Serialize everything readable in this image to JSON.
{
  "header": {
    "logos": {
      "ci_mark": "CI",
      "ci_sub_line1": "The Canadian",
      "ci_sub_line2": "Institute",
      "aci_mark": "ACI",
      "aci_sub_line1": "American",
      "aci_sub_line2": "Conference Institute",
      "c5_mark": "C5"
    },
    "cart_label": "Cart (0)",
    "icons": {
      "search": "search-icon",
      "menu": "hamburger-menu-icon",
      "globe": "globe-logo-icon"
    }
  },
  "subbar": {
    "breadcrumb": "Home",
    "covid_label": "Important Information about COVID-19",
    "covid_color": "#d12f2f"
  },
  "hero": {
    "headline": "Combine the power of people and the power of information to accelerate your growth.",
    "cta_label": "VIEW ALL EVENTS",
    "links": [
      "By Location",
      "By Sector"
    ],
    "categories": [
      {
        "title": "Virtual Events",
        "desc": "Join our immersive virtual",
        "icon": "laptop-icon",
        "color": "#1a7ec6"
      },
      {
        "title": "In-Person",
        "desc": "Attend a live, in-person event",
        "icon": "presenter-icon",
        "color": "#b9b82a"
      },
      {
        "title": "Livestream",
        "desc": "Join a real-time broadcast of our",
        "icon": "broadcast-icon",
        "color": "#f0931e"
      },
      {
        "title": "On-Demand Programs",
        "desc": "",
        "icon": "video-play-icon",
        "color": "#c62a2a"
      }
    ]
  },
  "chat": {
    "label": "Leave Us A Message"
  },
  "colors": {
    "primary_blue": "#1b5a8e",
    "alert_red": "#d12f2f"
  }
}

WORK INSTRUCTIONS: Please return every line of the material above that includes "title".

ANSWER TO THE PROBLEM:
        "title": "Virtual Events",
        "title": "In-Person",
        "title": "Livestream",
        "title": "On-Demand Programs",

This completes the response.